The strikes on Saturday against the Houthis were launched by US warships and American and British fighter jets.
The United States and Britain struck 36 Houthi targets in Yemen on Saturday in a second wave of assaults meant to further disable Iran-backed groups that have relentlessly attacked American and international interests in the wake of the Israel-Hamas war. But Washington once more did not directly target Iran as it tries to find a balance between a forceful response and intensifying the conflict.
US Central Command said its forces conducted an additional strike on Sunday “in self-defense against a Houthi anti-ship cruise missile prepared to launch against ships in the Red Sea,” according to a post on X, formerly Twitter.
“US forces identified the cruise missile in Houthi-controlled areas of Yemen and determined it presented an imminent threat to US Navy ships and merchant vessels in the region. This action will protect freedom of navigation and make international waters safer and more secure for US Navy vessels and merchant vessels,” the post added.
The strikes on Saturday against the Houthis were launched by US warships and American and British fighter jets. The strikes followed an air assault in Iraq and Syria on Friday that targeted other Iranian-backed militias and the Iranian Revolutionary Guard in retaliation for the drone strike that killed three US troops in Jordan last weekend.

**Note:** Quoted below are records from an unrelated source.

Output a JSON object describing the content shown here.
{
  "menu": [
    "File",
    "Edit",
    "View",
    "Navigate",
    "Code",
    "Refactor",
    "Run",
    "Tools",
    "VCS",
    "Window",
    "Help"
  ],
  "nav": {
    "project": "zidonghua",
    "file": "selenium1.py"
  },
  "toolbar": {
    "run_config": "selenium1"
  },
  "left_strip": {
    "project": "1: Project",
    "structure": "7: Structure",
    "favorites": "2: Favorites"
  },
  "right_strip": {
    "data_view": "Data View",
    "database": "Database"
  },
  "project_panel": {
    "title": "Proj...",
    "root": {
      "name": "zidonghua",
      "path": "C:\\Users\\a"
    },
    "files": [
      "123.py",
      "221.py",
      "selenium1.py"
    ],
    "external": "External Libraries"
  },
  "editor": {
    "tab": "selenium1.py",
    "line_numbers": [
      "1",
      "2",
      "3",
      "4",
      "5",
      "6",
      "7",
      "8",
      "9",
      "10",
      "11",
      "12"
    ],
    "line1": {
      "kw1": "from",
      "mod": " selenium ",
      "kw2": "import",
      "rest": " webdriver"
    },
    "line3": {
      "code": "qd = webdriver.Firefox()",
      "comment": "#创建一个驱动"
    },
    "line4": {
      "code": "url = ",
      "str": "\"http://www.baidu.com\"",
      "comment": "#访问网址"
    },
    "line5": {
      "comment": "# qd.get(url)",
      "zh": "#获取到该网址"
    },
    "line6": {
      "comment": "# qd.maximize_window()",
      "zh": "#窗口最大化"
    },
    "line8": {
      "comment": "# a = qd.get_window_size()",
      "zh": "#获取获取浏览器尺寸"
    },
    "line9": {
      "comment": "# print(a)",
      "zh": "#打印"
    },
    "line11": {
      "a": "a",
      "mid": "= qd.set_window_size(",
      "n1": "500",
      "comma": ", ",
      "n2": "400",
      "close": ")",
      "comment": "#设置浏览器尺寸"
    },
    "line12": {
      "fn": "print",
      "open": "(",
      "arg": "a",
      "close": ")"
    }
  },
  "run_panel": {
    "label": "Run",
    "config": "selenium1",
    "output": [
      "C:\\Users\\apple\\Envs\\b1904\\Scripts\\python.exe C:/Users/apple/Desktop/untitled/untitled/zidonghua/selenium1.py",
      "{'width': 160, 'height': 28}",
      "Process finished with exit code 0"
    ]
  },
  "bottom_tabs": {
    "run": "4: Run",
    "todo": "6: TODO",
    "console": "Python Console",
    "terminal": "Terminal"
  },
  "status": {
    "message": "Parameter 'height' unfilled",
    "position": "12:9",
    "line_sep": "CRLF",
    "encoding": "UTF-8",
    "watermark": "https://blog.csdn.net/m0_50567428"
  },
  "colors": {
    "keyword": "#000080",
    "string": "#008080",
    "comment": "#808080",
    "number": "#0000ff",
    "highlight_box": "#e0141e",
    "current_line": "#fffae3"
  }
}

The Houthi targets on Saturday were in 13 different locations and were struck by US F/A-18 fighter jets from the USS Dwight D. Eisenhower aircraft carrier, by British Typhoon FGR4 fighter aircraft and by the Navy destroyers USS Gravely and the USS Carney firing Tomahawk missiles from the Red Sea, according to US officials and Britain’s Ministry of Defence.
Strikes follow drone attack on US base in Jordan
The US warned its response after the soldiers’ deaths at the Tower 22 base in Jordan last Sunday would not be limited to one night, one target or one group.
While there has been no suggestion the Houthis were directly responsible, they have been one of the prime U.S. adversaries since Hamas attacked Israel on 7 October, killing more than 1,200 people and taking about 250 hostages. The Health Ministry in Hamas-ruled Gaza said that more than 26,000 people have been killed and more than 64,400 wounded in the Israeli military operation since the war began.
The Houthis have been conducting almost daily missile or drone attacks against commercial and military ships transiting the Red Sea and Gulf of Aden and they have made clear that they have no intention of scaling back their campaign despite pressure from the American and British campaign.
Mohammed al-Bukhaiti, a Houthi official, said “military operations against Israel will continue until the crimes of genocide in Gaza are stopped and the siege on its residents is lifted, no matter the sacrifices it costs us.” He wrote online that the “American-British aggression against Yemen will not go unanswered, and we will meet escalation with escalation.”
The Biden administration has indicated that this is likely not the last of its strikes. The US has blamed the Jordan attack on the Islamic Resistance in Iraq, a coalition of Iranian-backed militias. Iran has tried to distance itself from the drone strike, saying the militias act independently of its direction.